*** Dataset Section Begins ***

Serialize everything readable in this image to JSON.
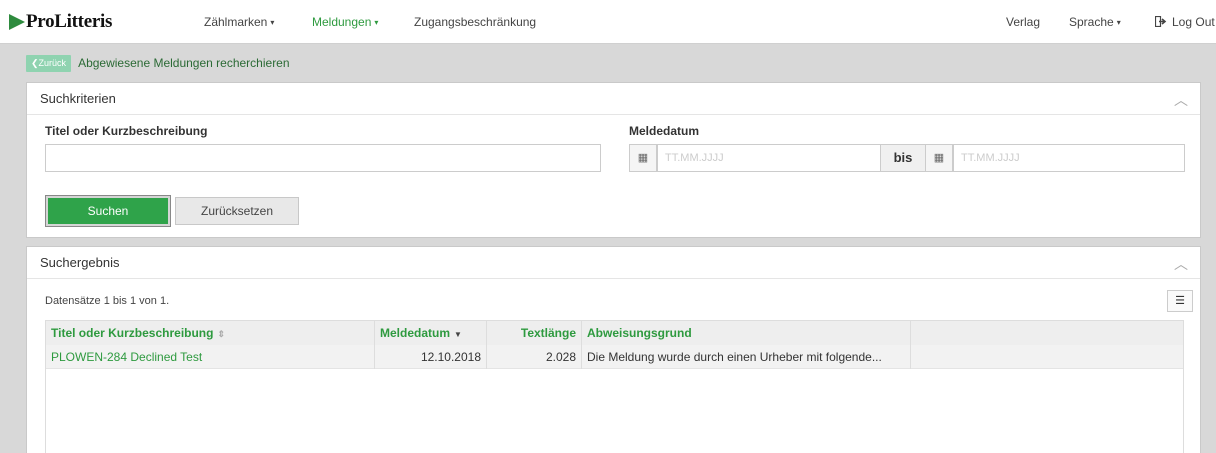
{
  "brand": {
    "logo_text": "ProLitteris"
  },
  "nav": {
    "items": [
      {
        "label": "Zählmarken",
        "caret": "▾"
      },
      {
        "label": "Meldungen",
        "caret": "▾"
      },
      {
        "label": "Zugangsbeschränkung"
      }
    ],
    "right": [
      {
        "label": "Verlag"
      },
      {
        "label": "Sprache",
        "caret": "▾"
      },
      {
        "label": "Log Out",
        "icon": "sign-out-icon"
      }
    ],
    "active_color": "#2e9a3f"
  },
  "breadcrumb": {
    "back_label": "Zurück",
    "title": "Abgewiesene Meldungen recherchieren"
  },
  "search": {
    "title": "Suchkriterien",
    "title_field_label": "Titel oder Kurzbeschreibung",
    "title_field_value": "",
    "date_label": "Meldedatum",
    "date_from_placeholder": "TT.MM.JJJJ",
    "date_to_placeholder": "TT.MM.JJJJ",
    "bis_label": "bis",
    "search_button": "Suchen",
    "reset_button": "Zurücksetzen"
  },
  "results": {
    "title": "Suchergebnis",
    "count_text": "Datensätze 1 bis 1 von 1.",
    "columns": [
      "Titel oder Kurzbeschreibung",
      "Meldedatum",
      "Textlänge",
      "Abweisungsgrund"
    ],
    "rows": [
      {
        "title": "PLOWEN-284 Declined Test",
        "date": "12.10.2018",
        "length": "2.028",
        "reason": "Die Meldung wurde durch einen Urheber mit folgende..."
      }
    ]
  },
  "colors": {
    "accent": "#2fa34a",
    "link": "#2e9a3f",
    "back_button": "#8fd3b0"
  }
}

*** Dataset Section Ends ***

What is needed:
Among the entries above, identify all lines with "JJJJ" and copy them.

Answer:
    "date_from_placeholder": "TT.MM.JJJJ",
    "date_to_placeholder": "TT.MM.JJJJ",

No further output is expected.